Presentation 2
Implant Technologies
Implantation Technologies
Types of Augmentation technologies
– Restorative- restore lost functions and
replace lost organs and limbs
– Normalising- restore some creature to
indistinguishable normality
– Reconfiguring- creating post-human
creatures equal to but different from humans
– Enhancing- the aim of most military /
industrial research
Restorative Application
Invasive vs. Non-invasive
Nervous System
The basic unit of the nervous system is the neuron,
or nerve cell, which transmits signals between the
CNS and receptors (senses) and effectors (muscles,
glands, etc) in other parts of the body
Nerve Tissue
Multipolar (motor function or within the CNS), Bipolar (sensory e.g. retina),
Unipolar (sensory), Pyrimidal (within the brain only)
• The axon from a single nerve cell is sometimes referred to as a nerve
fibre, and can be over a meter in length
• Many nerve fibres stream together to form a nerve or nerve fascicle several fascicles may then coalesce to form a larger nerve trunk
• A nerve contains several tens of thousands of single nerve fibres of
different diameters typically between 2 and 20 µm
Nerve Tissue
Nerves have three distinct connective tissue “coats”:
• The epineurium is the outermost sheath of a nerve fascicle and
consists of dense connective tissue. It also fills the spaces in-between
the nerve fascicles and acts as a “highway” for capillaries and veins to
enter the nerve

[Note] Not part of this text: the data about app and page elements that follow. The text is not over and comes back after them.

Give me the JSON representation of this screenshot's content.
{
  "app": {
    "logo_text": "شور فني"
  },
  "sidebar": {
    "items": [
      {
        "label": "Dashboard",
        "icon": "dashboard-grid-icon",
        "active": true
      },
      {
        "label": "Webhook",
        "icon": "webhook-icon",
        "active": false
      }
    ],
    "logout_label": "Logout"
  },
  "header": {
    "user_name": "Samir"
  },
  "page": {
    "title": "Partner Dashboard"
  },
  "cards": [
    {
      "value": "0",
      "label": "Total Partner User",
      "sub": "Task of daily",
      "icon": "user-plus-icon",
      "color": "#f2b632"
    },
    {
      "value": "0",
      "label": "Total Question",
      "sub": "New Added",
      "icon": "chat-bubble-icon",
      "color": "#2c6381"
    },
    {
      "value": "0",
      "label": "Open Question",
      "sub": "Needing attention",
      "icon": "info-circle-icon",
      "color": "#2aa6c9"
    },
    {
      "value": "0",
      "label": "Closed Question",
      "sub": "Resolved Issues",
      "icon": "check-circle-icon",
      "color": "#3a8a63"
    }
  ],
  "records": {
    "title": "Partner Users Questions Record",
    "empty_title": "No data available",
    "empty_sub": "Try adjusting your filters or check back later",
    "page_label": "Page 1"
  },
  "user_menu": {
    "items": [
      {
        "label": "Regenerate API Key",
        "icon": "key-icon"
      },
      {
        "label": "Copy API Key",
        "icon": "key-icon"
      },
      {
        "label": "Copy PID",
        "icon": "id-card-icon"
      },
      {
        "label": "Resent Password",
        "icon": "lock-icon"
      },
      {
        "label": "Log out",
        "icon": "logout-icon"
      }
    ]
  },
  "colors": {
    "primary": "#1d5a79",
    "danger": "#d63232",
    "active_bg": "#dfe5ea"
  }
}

• A perineurium surrounds each nerve fascicle and consists of several
concentric layers of flattened cells. These cells are joined together

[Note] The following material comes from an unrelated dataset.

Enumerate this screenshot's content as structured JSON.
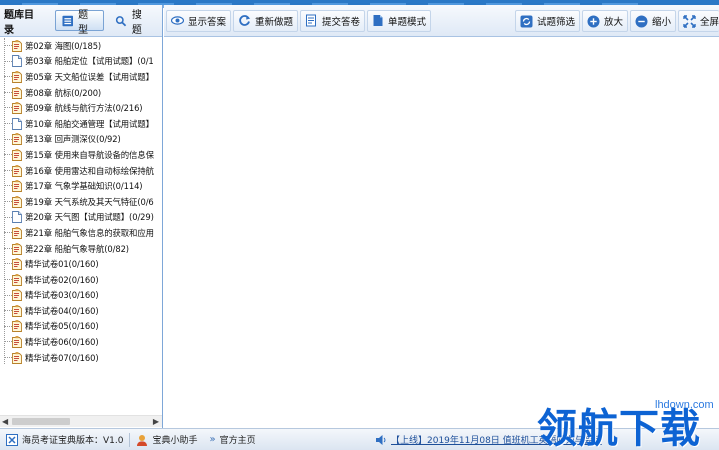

laterally by tight junctions which serve as a diffusion barrier to larger
• The endoneurium is found within the nerve fascicle and consists of a

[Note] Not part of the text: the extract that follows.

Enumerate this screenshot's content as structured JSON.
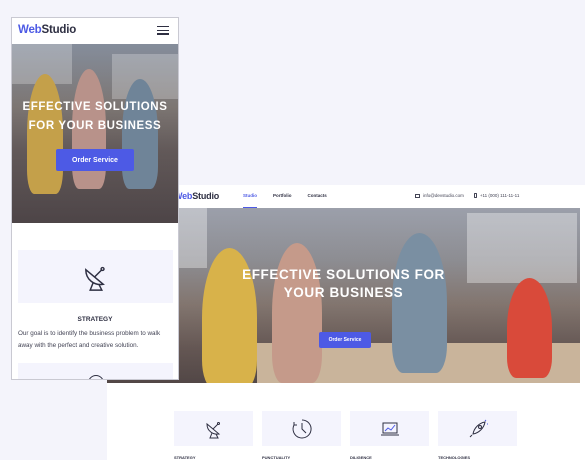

thin matrix of fibres which surround the axon cylinders
Three functional classes of
Afferent Neurons:
• Transmit information into
the CNS from receptors at
their peripheral endings
• The cell body and axon is
outside the CNS
• They have NO dendrites
Three functional classes of
• Integrate groups of
afferent and efferent
neurons into reflex circuits
• Are entirely within the
• Account for 99% of all
Three functional classes of
Efferent Neurons:
• Transmit information out
of the CNS to effector cells
• The cell body and
dendrites are inside the
• The axon is outside the
Efferent Neurons
Efferent neurons are subdivided:
Somatic Nervous System:
Made up of all the nerve fibres going
from the CNS to skeletal-muscle cells
Autonomic Nervous System:
The efferent innervation of all tissues
other than the skeletal muscle
Because activity in the somatic neurons leads to
contraction of the innervated skeletal muscle cells, these
neurons are called ‘Motor Neurons’
Nerve Communication
Action Potentials:
When a neuron is not being stimulated,
it is at its Resting Potential
If a sudden rise pushes the membrane
potential above the Threshold Value,
(usually ~ 55mV), depolarisation
spontaneously occurs (Initiation) and
an action potential is generated
Action potentials occur maximally or
not at all (All-or-None Response)
Under normal conditions the duration
and magnitude is always the same
Central to all nervous systems are the ‘action
potentials’, nerve signals that are generated in
response to stimuli or to control motor units
(Peripheral) Neuroprosthesis
• Recording of neural activity
– From Afferent or Efferent Neurons
• Functional Electrical Stimulation (FES)
– Artificial stimulation of Efferent Neurons
• e.g.: Stimulation of the sacral roots for bladder function
Hand grasp for tetraplegic patients
Ambulation for paraplegic individuals
• Sensory electrical stimulation
– Artificial stimulation of Afferent Neurons
• e.g.: Cochlear implants
Taste / Smell / Vision / Touch . . .
Example: Closed-loop ambulation control using natural
sensors (i.e. glabrous skin mechanoreceptors)
Electrodes (intraneural)
Interfacing methods:
MicroElectrode Array (MEA)
This technique provides highly
selective recording of individual
responses of sensory and motor
neurons within the nerve fascicles
Radius of electrode tip is approximately
1-3 µm. The active electrode region is
approximately 50-80 µm long
Inserted into the nerve tissue during
open surgery
Signal Processing
Fully implanted vs External?